When Cloverdale’s Ashley Fruno arrived in the Philippines to work for animal welfare causes she probably didn’t realize she’d take on a separate project of her own – caring for some dogs and cats in an economically depressed corner of the city of Pasay.
Every Saturday morning Fruno, 26, leads a small team of volunteers to a bus station and an impoverished neighbourhood. Several hundred residents, and about 80 cats and dogs, call the area home.
Fruno’s team provides basic veterinary needs such as parasite control, treating minor wounds, providing flea and tick prevention, and curing skin conditions like scarcoptic mange and fungal infections.
“We also provide food, love, baths, walks for chained dogs, toys, and when owners agree to give their animal a better life, adoption,” says Fruno, a Clayton Heights Secondary grad and third generation Cloverdalian who has been footing the bill for the pet outreach venture largely on her own.
For the past six years, Fruno has worked for People for the Ethical Treatment of Animals, or PETA Asia.
She says readers may recognize her as one of the protesters outside the Cloverdale Rodeo each year.
In hopes of spaying and neutering another 60 animals in Pasay, she’s launched an online fundraising drive to collect $5,000.
For her birthday on July 12 this year, rather than gifts or parties, she would like to see the rest of the area’s animals spayed or neutered – something that will help reduce future expenses of caring for the group, and would reduce the populations of dogs and cats, aiding “the people who struggle desperately to care for the animals they already have,” she says.
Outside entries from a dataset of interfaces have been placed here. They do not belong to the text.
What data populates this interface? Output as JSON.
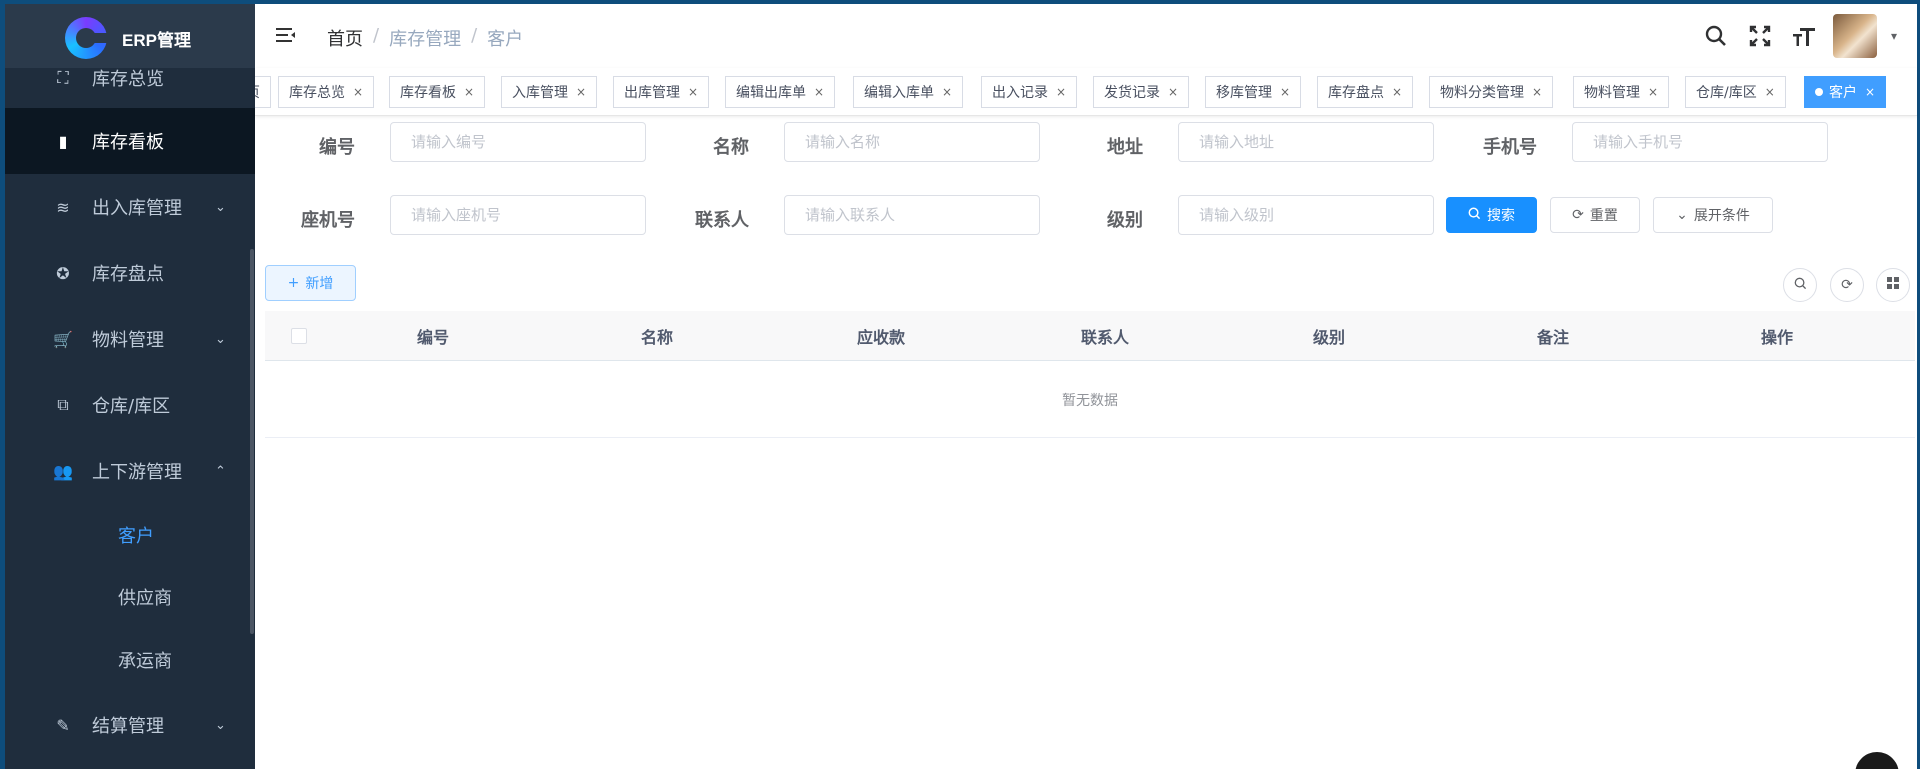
{
  "app": {
    "title": "ERP管理"
  },
  "sidebar": {
    "items": [
      {
        "label": "库存总览",
        "icon": "chart-board-icon",
        "glyph": "⛶",
        "chevron": ""
      },
      {
        "label": "库存看板",
        "icon": "bar-chart-icon",
        "glyph": "▮",
        "chevron": ""
      },
      {
        "label": "出入库管理",
        "icon": "layers-icon",
        "glyph": "≋",
        "chevron": "⌄"
      },
      {
        "label": "库存盘点",
        "icon": "lifebuoy-icon",
        "glyph": "✪",
        "chevron": ""
      },
      {
        "label": "物料管理",
        "icon": "cart-icon",
        "glyph": "🛒",
        "chevron": "⌄"
      },
      {
        "label": "仓库/库区",
        "icon": "puzzle-icon",
        "glyph": "⧉",
        "chevron": ""
      },
      {
        "label": "上下游管理",
        "icon": "users-icon",
        "glyph": "👥",
        "chevron": "⌃"
      },
      {
        "label": "结算管理",
        "icon": "edit-icon",
        "glyph": "✎",
        "chevron": "⌄"
      }
    ],
    "subitems": [
      {
        "label": "客户"
      },
      {
        "label": "供应商"
      },
      {
        "label": "承运商"
      }
    ]
  },
  "navbar": {
    "breadcrumb": [
      "首页",
      "库存管理",
      "客户"
    ],
    "separator": "/"
  },
  "tags": [
    {
      "label": "页",
      "close": ""
    },
    {
      "label": "库存总览",
      "close": "×"
    },
    {
      "label": "库存看板",
      "close": "×"
    },
    {
      "label": "入库管理",
      "close": "×"
    },
    {
      "label": "出库管理",
      "close": "×"
    },
    {
      "label": "编辑出库单",
      "close": "×"
    },
    {
      "label": "编辑入库单",
      "close": "×"
    },
    {
      "label": "出入记录",
      "close": "×"
    },
    {
      "label": "发货记录",
      "close": "×"
    },
    {
      "label": "移库管理",
      "close": "×"
    },
    {
      "label": "库存盘点",
      "close": "×"
    },
    {
      "label": "物料分类管理",
      "close": "×"
    },
    {
      "label": "物料管理",
      "close": "×"
    },
    {
      "label": "仓库/库区",
      "close": "×"
    },
    {
      "label": "客户",
      "close": "×"
    }
  ],
  "form": {
    "fields": [
      {
        "label": "编号",
        "placeholder": "请输入编号"
      },
      {
        "label": "名称",
        "placeholder": "请输入名称"
      },
      {
        "label": "地址",
        "placeholder": "请输入地址"
      },
      {
        "label": "手机号",
        "placeholder": "请输入手机号"
      },
      {
        "label": "座机号",
        "placeholder": "请输入座机号"
      },
      {
        "label": "联系人",
        "placeholder": "请输入联系人"
      },
      {
        "label": "级别",
        "placeholder": "请输入级别"
      }
    ],
    "search_label": "搜索",
    "reset_label": "重置",
    "expand_label": "展开条件"
  },
  "toolbar": {
    "add_label": "新增"
  },
  "table": {
    "columns": [
      "编号",
      "名称",
      "应收款",
      "联系人",
      "级别",
      "备注",
      "操作"
    ],
    "empty_text": "暂无数据"
  },
  "colors": {
    "primary": "#1890ff",
    "sidebar_bg": "#1f2d3d",
    "active_link": "#409eff"
  }
}
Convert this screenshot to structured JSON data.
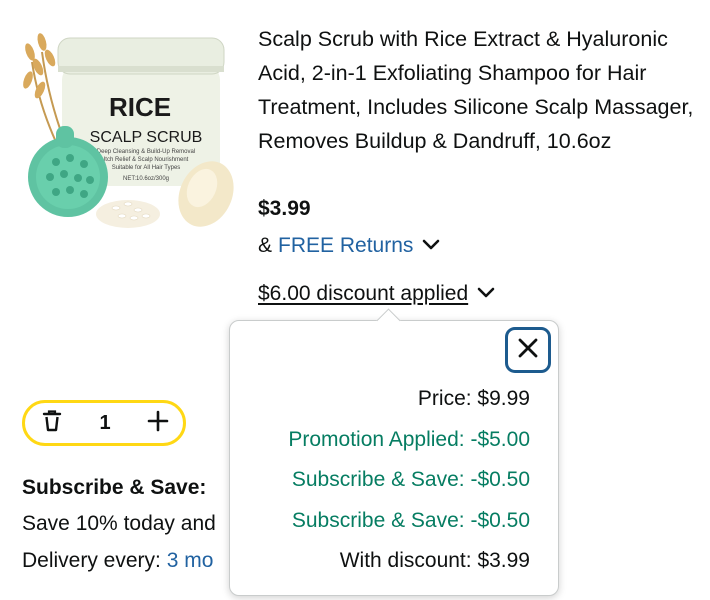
{
  "product": {
    "title": "Scalp Scrub with Rice Extract & Hyaluronic Acid, 2-in-1 Exfoliating Shampoo for Hair Treatment, Includes Silicone Scalp Massager, Removes Buildup & Dandruff, 10.6oz",
    "price": "$3.99",
    "returns_prefix": "&",
    "returns_link": "FREE Returns",
    "discount_text": "$6.00 discount applied",
    "image": {
      "label_big": "RICE",
      "label_small": "SCALP SCRUB",
      "line1": "Deep Cleansing & Build-Up Removal",
      "line2": "Itch Relief & Scalp Nourishment",
      "line3": "Suitable for All Hair Types",
      "net": "NET:10.6oz/300g"
    }
  },
  "cart": {
    "quantity": "1"
  },
  "subscription": {
    "label": "Subscribe & Save:",
    "save_text": "Save 10% today and",
    "delivery_prefix": "Delivery every: ",
    "delivery_link": "3 mo"
  },
  "popover": {
    "rows": [
      "Price: $9.99",
      "Promotion Applied: -$5.00",
      "Subscribe & Save: -$0.50",
      "Subscribe & Save: -$0.50",
      "With discount: $3.99"
    ]
  },
  "colors": {
    "link": "#2162a1",
    "green": "#067d62",
    "stepper_border": "#ffd814",
    "close_border": "#1d5b8e"
  },
  "icons": {
    "returns_chevron": "chevron-down-icon",
    "discount_chevron": "chevron-down-icon",
    "delete": "trash-icon",
    "add": "plus-icon",
    "close": "close-icon"
  }
}
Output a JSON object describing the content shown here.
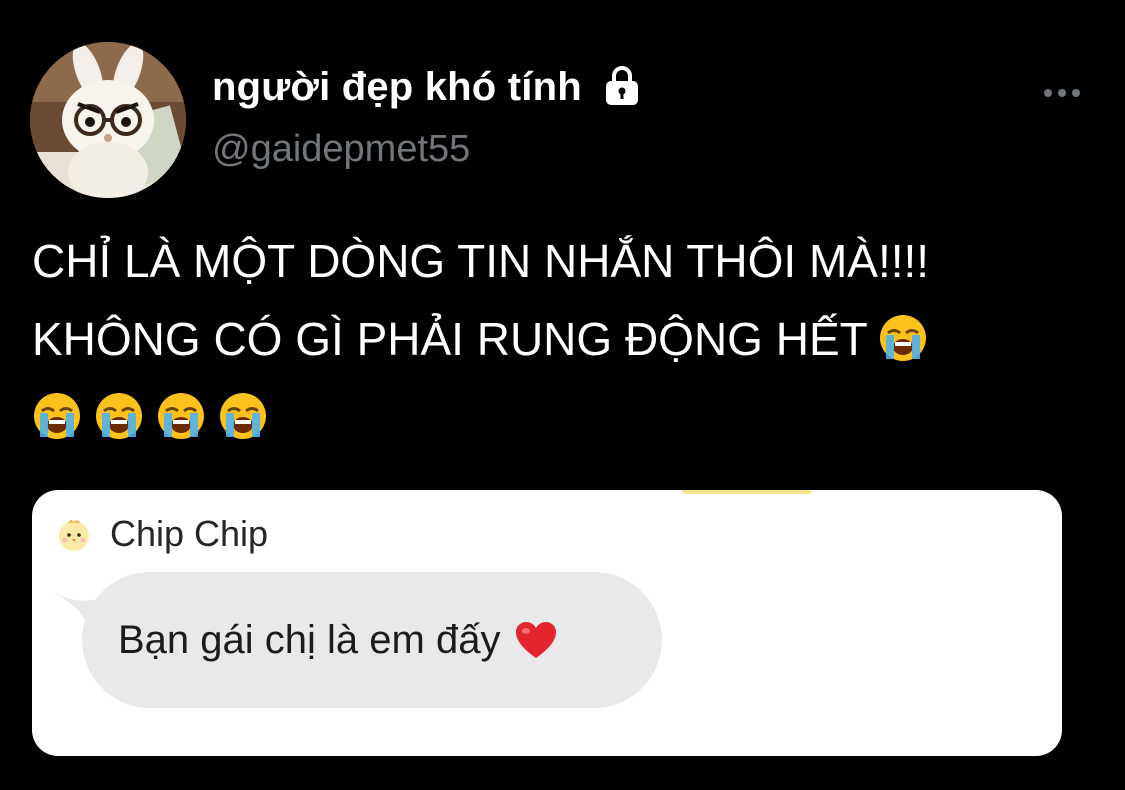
{
  "author": {
    "display_name": "người đẹp khó tính",
    "handle": "@gaidepmet55",
    "protected_icon": "lock-icon",
    "avatar_icon": "bunny-avatar"
  },
  "actions": {
    "more_icon": "more-horizontal-icon"
  },
  "tweet": {
    "line1": "CHỈ LÀ MỘT DÒNG TIN NHẮN THÔI MÀ!!!!",
    "line2": "KHÔNG CÓ GÌ PHẢI RUNG ĐỘNG HẾT",
    "emoji_name": "loudly-crying-face",
    "line3_emoji_count": 4
  },
  "media": {
    "sender_name": "Chip Chip",
    "sender_avatar_icon": "chick-avatar",
    "message_text": "Bạn gái chị là em đấy",
    "message_emoji": "red-heart-icon"
  },
  "colors": {
    "background": "#000000",
    "text_primary": "#ffffff",
    "text_secondary": "#71767b",
    "bubble": "#e9e9eb",
    "card": "#ffffff"
  }
}
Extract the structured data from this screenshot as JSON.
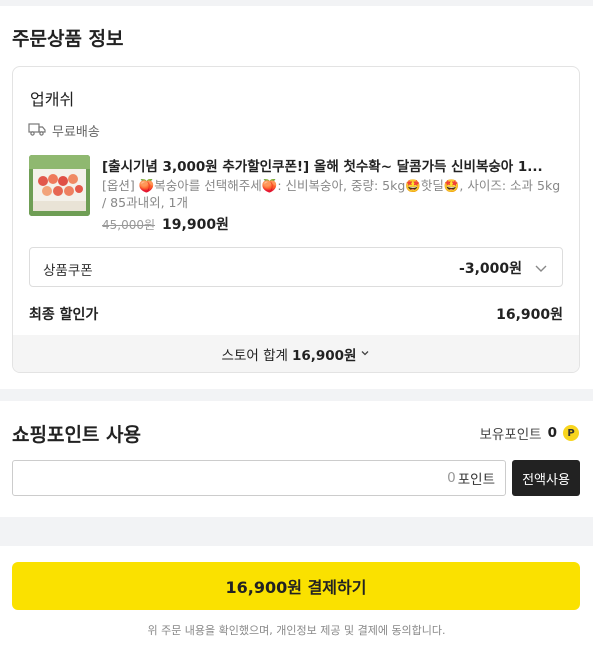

If any money is left over, she’ll use the funds to provide treatment for sarcoptic mange, a serious problem for dogs in rural areas of the Philippine, and to provide regular deworming treatment to working horses on the island of the Taal volcano.
“I”m just one person working in a small community, but for these animals and these people, it changes their entire world,” she says.
She’s come to think of the bus station and the neighbourhood around it as her home away from home.
“I love arriving and hearing people call ‘doktora’ (because they refuse to believe I am not a doctor),” she says.
Leading by example is having an effect; she is thrilled when she sees bowls filled with fresh water or notices someone bathing their pet.
She’s amazed at how well the people in the area treat her: other women defend her if she’s being harassed, and mind her backpack when she chases off after another ailing cat or dog.
The Philippines is a poverty-stricken country, says Fruno, who thinks a lack of eduction and resources helps explain the country’s cat and dog problem.
“People just don’t know what the animals need, and don’t have the means to provide it.”
So why not help people instead? “The truth is there are so many worthy causes, and the area where I care for the dogs and cats is very poor, but I know that by helping the animals there, I am also helping the people,” she says.
“People want to care for their animals, and they are so grateful for the assistance. They love their animals and they want to do the best they can for them. I am committed to helping them do that.”